It's here that the momentum of the pilot sags a bit, simply because the series can't find anything new to do with this material. The slow coming together of a band of survivors is pretty standard in this sort of story, and Survivors dispatches with bringing together the characters more quickly than I thought it might, but there's just no way to avoid the fact that there have been enough post-apocalyptic movies and TV shows and books in the last few years to make basically none of this as enthralling as it could be. Scenes of people in abandoned, crumbling cityscapes were a lot more arresting in 28 Days Later and I Am Legend. There's nothing the series can do to combat that unfortunate sense of deja vu.
Or, perhaps, it could have combated that sense by creating truly intriguing characters who are dealing with the end of things. Instead, it mostly settles for a bunch of post-apocalyptic standard types. There's a mother longing to find her son (whom she's certain is still alive) and evolving into a matriarch for a band of people who want to restore a just society. There's a government official who ends up pushed too far. There are tough guys whose hearts are warmed by little kids and kids who prove preternaturally ready to deal with real life when their parents die and doctors who have to shove off the fact that so many people died under their care to help others. It's all standard stuff. Too standard, in fact, and it ends up making the series seem a little more been-there, done-that than it should feel.
On the other hand, there are some haunting moments both early and late in the first episode, and there are some truly moving storylines as the series progresses. There's also an impressive amount of world-building going on in the first season, and for every episode where a major plotline involves building a chicken coop (seriously), there are also some frank, if cliched, looks at just what it will take to make society regroup. The cast is also sturdy, if not truly exceptional, and there's one genuinely terrific performance here from Paterson Joseph as a somewhat mysterious man who throws in with our gang of survivors. Survivors does what it does pretty well. You just have to decide if what it does is unique enough (or solidly enough in a preferred genre) to make it worth your time.
- The grade is just for the premiere, which, as mentioned, starts and ends well but has a rather dull midsection. I'm prepared to write up weekly reviews of this as it goes on, so if this series sparks any interest, please let us know. Not like I have anything else to do on Saturdays. And if you don't like post-apocalyptic stuff, subtract a couple grade points - maybe down to a C - because I clearly cannot be trusted with this genre.
- The BBC orchestra is very, very good, but it has the tendency of underlining every point in BBC dramas a little too heavily. Survivors, in particular, could do with some restraint, so not every action scene sounds like it was scored by a Leroy Anderson Christmas album.

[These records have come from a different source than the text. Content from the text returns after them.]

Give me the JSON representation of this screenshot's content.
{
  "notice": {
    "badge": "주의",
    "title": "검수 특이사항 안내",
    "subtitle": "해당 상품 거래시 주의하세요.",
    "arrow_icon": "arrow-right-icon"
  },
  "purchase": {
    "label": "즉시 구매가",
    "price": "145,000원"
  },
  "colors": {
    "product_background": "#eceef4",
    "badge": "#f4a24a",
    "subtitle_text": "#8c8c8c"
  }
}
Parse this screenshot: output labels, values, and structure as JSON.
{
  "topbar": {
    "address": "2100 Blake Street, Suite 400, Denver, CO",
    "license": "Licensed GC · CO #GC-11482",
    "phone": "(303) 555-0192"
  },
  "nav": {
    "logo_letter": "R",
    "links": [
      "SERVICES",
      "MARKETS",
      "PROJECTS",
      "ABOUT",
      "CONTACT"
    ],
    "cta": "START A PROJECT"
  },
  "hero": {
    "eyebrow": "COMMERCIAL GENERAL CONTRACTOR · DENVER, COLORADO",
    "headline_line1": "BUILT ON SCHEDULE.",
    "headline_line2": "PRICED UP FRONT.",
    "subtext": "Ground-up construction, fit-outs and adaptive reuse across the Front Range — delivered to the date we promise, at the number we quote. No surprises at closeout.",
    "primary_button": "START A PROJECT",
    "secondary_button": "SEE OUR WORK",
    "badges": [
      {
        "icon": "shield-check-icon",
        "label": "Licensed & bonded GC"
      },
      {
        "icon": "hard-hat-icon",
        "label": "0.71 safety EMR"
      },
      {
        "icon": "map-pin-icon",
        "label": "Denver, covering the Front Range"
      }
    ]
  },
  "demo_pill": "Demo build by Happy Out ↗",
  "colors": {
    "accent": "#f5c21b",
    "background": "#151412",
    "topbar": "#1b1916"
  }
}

- Nice touch: The soundscape for this series just SOUNDS like what the end of the world might sound like. It's obviously heavily influenced by Children of Men with its natural sounds and chirping birds, but that's not a bad influence to crib from.